For more information or to schedule a consultation, contact The Maggio Law Firm at (949) 553-0304 or at www.maggiolawfirm.com.
Posted by: Gerald A. Maggio, Esq.
Legal separation is much like filing for divorce, in that you can obtain many of the same orders regarding custody, division of property, and support. However, there is one key difference: at the end of a legal separation case, you are still legally married to your spouse.
In situations where a party wants to obtain orders for child custody, visitation, and/or other issues but has not lived in the same county for the past 3 months or in California for the past 6 months to meet the time requirements for filing for divorce, that party can file for Legal Separation and amend his or her Petition to a divorce after 6 months have passed.
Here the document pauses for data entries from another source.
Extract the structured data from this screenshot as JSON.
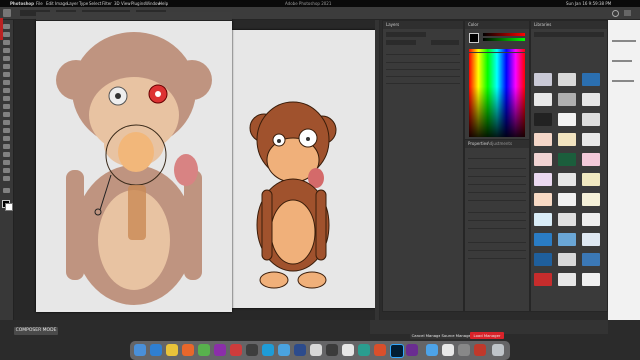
{
  "menubar": {
    "apple_icon": "apple-icon",
    "app_name": "Photoshop",
    "items": [
      "File",
      "Edit",
      "Image",
      "Layer",
      "Type",
      "Select",
      "Filter",
      "3D",
      "View",
      "Plugins",
      "Window",
      "Help"
    ],
    "window_title": "Adobe Photoshop 2021",
    "clock": "Sun Jan 16  9:59:38 PM"
  },
  "panels": {
    "layers_tab": "Layers",
    "color_tab": "Color",
    "swatches_tab": "Swatches",
    "properties_tab": "Properties",
    "adjustments_tab": "Adjustments",
    "libraries_tab": "Libraries"
  },
  "bottom_buttons": {
    "composer_mode": "COMPOSER MODE",
    "b1": "Cancel Manager",
    "b2": "Source Manager",
    "b3": "Load Manager"
  },
  "colors": {
    "accent_red": "#d9232a",
    "panel_bg": "#3a3a3a"
  }
}
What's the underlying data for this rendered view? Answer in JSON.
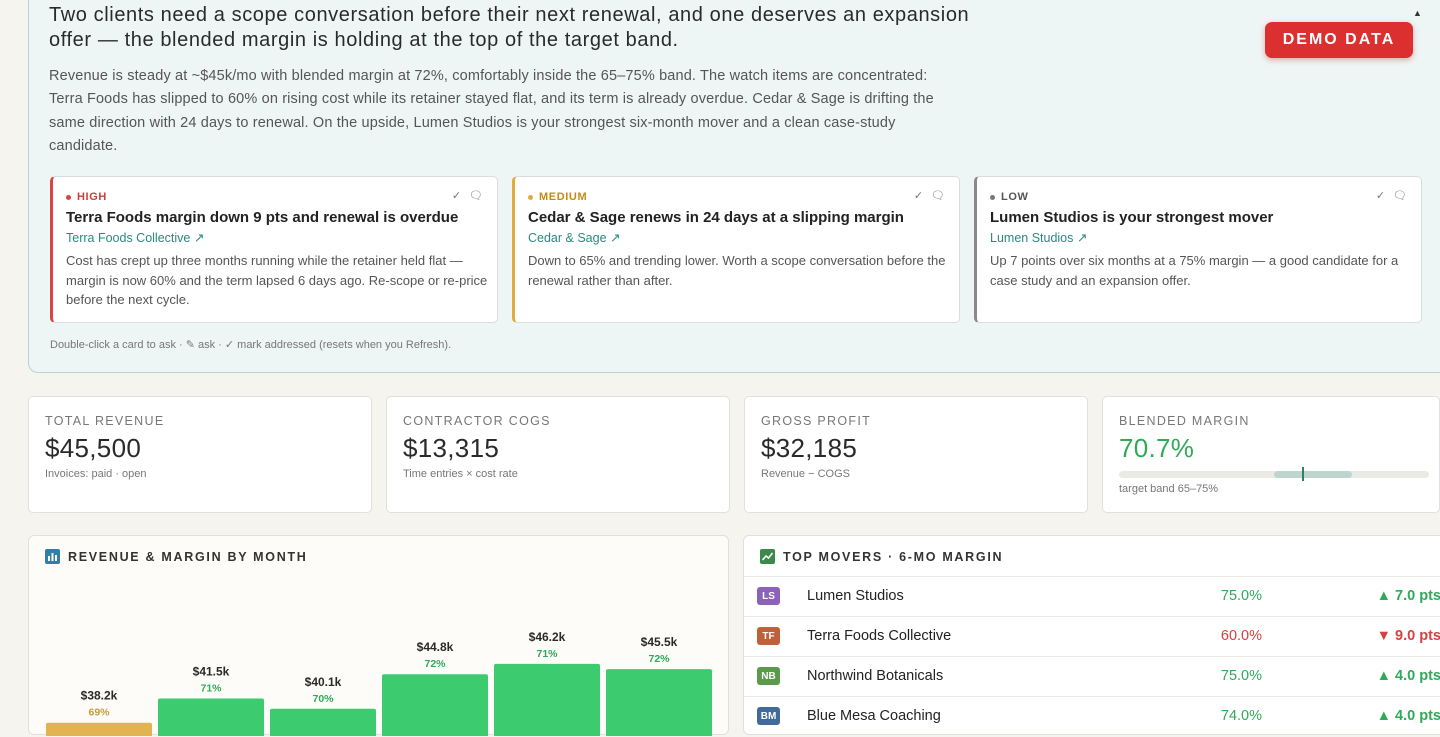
{
  "insights": {
    "headline": "Two clients need a scope conversation before their next renewal, and one deserves an expansion offer — the blended margin is holding at the top of the target band.",
    "demo_badge": "DEMO DATA",
    "summary": "Revenue is steady at ~$45k/mo with blended margin at 72%, comfortably inside the 65–75% band. The watch items are concentrated: Terra Foods has slipped to 60% on rising cost while its retainer stayed flat, and its term is already overdue. Cedar & Sage is drifting the same direction with 24 days to renewal. On the upside, Lumen Studios is your strongest six-month mover and a clean case-study candidate.",
    "cards": [
      {
        "severity": "HIGH",
        "title": "Terra Foods margin down 9 pts and renewal is overdue",
        "link": "Terra Foods Collective ↗",
        "body": "Cost has crept up three months running while the retainer held flat — margin is now 60% and the term lapsed 6 days ago. Re-scope or re-price before the next cycle."
      },
      {
        "severity": "MEDIUM",
        "title": "Cedar & Sage renews in 24 days at a slipping margin",
        "link": "Cedar & Sage ↗",
        "body": "Down to 65% and trending lower. Worth a scope conversation before the renewal rather than after."
      },
      {
        "severity": "LOW",
        "title": "Lumen Studios is your strongest mover",
        "link": "Lumen Studios ↗",
        "body": "Up 7 points over six months at a 75% margin — a good candidate for a case study and an expansion offer."
      }
    ],
    "hint": "Double-click a card to ask · ✎ ask · ✓ mark addressed (resets when you Refresh)."
  },
  "kpis": {
    "revenue": {
      "label": "TOTAL REVENUE",
      "value": "$45,500",
      "sub": "Invoices: paid · open"
    },
    "cogs": {
      "label": "CONTRACTOR COGS",
      "value": "$13,315",
      "sub": "Time entries × cost rate"
    },
    "profit": {
      "label": "GROSS PROFIT",
      "value": "$32,185",
      "sub": "Revenue − COGS"
    },
    "margin": {
      "label": "BLENDED MARGIN",
      "value": "70.7%",
      "sub": "target band 65–75%",
      "fraction": 0.707
    }
  },
  "chart": {
    "title": "REVENUE & MARGIN BY MONTH",
    "colors": {
      "below": "#e3b34f",
      "inband": "#3ccc6f"
    }
  },
  "chart_data": {
    "type": "bar",
    "title": "REVENUE & MARGIN BY MONTH",
    "values": [
      38.2,
      41.5,
      40.1,
      44.8,
      46.2,
      45.5
    ],
    "value_labels": [
      "$38.2k",
      "$41.5k",
      "$40.1k",
      "$44.8k",
      "$46.2k",
      "$45.5k"
    ],
    "margins": [
      69,
      71,
      70,
      72,
      71,
      72
    ],
    "margin_labels": [
      "69%",
      "71%",
      "70%",
      "72%",
      "71%",
      "72%"
    ],
    "bar_colors": [
      "#e3b34f",
      "#3ccc6f",
      "#3ccc6f",
      "#3ccc6f",
      "#3ccc6f",
      "#3ccc6f"
    ]
  },
  "movers": {
    "title": "TOP MOVERS · 6-MO MARGIN",
    "rows": [
      {
        "initials": "LS",
        "color": "#8a63b8",
        "name": "Lumen Studios",
        "margin": "75.0%",
        "delta": "▲ 7.0 pts",
        "dir": "up"
      },
      {
        "initials": "TF",
        "color": "#c0603a",
        "name": "Terra Foods Collective",
        "margin": "60.0%",
        "delta": "▼ 9.0 pts",
        "dir": "down"
      },
      {
        "initials": "NB",
        "color": "#5a9a4a",
        "name": "Northwind Botanicals",
        "margin": "75.0%",
        "delta": "▲ 4.0 pts",
        "dir": "up"
      },
      {
        "initials": "BM",
        "color": "#3f6a9a",
        "name": "Blue Mesa Coaching",
        "margin": "74.0%",
        "delta": "▲ 4.0 pts",
        "dir": "up"
      }
    ]
  }
}
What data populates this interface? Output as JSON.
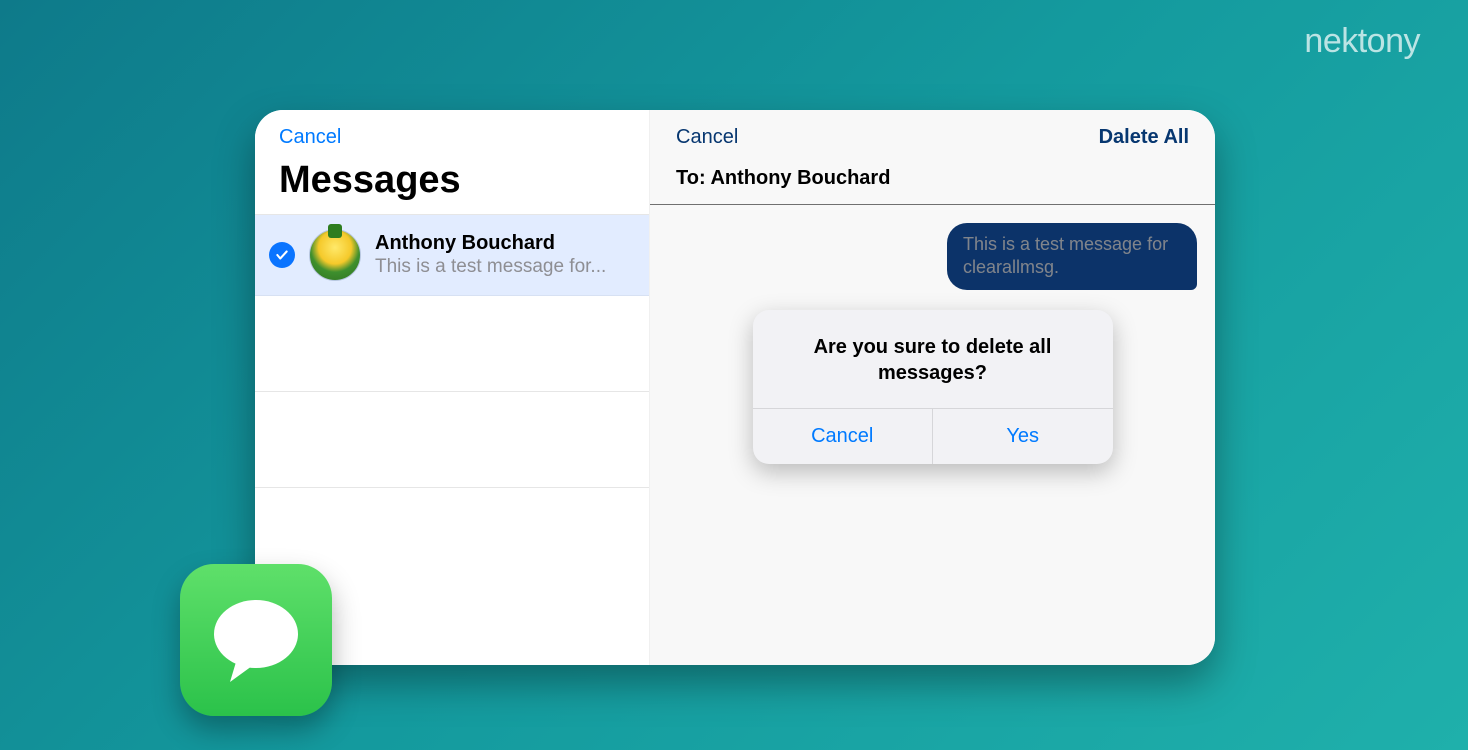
{
  "brand": "nektony",
  "sidebar": {
    "cancel_label": "Cancel",
    "title": "Messages",
    "conversation": {
      "name": "Anthony Bouchard",
      "preview": "This is a test message for..."
    }
  },
  "pane": {
    "cancel_label": "Cancel",
    "delete_all_label": "Dalete All",
    "to_prefix": "To: ",
    "to_name": "Anthony Bouchard",
    "bubble_text": "This is a test message for clearallmsg."
  },
  "alert": {
    "title": "Are you sure to delete all messages?",
    "cancel_label": "Cancel",
    "yes_label": "Yes"
  }
}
Legal Separation is also appropriate for some parties for religious and/or insurance coverage issues. Medical insurance companies who had previously insured a spouse under the other spouse’s medical insurance during the marriage generally terminate such coverage options when a divorce is finalized. Therefore, for spouses who would have difficulty in obtaining their own medical insurance coverage after termination of their marriage due to pre-existing medical conditions, a legal separation can make sense because it enables such medical insurance coverage to continue. The Court can make orders relating to child custody, visitation, child and spousal support and divide property in a legal separation case, but the parties otherwise remain married to each other.
Unless your circumstances fit one of those circumstances above, you should consider divorce instead of legal separation because you will still be married at the end of a legal separation case and if you later decide to divorce, you will have to file a new case for divorce.
What About An Annulment? In order to qualify for an annulment instead of obtaining a divorce, the party seeking an annulment must be able to prove that the parties’ marriage was “void” (i.e. an incestuous marriage or where one of the parties was still legally married to another individual at the same time) or “voidable (where the party seeking annulment was under 18 years of age at the time of marriage or that the marriage was entered into based upon fraudulent representations, force, or mental and/or physical incapacity). It is generally substantially more difficult to obtain an annulment than a divorce.
For more information or to schedule a consultation, please contact The Maggio Law Firm at 949-553-0304 and at www.maggiolawfirm.com.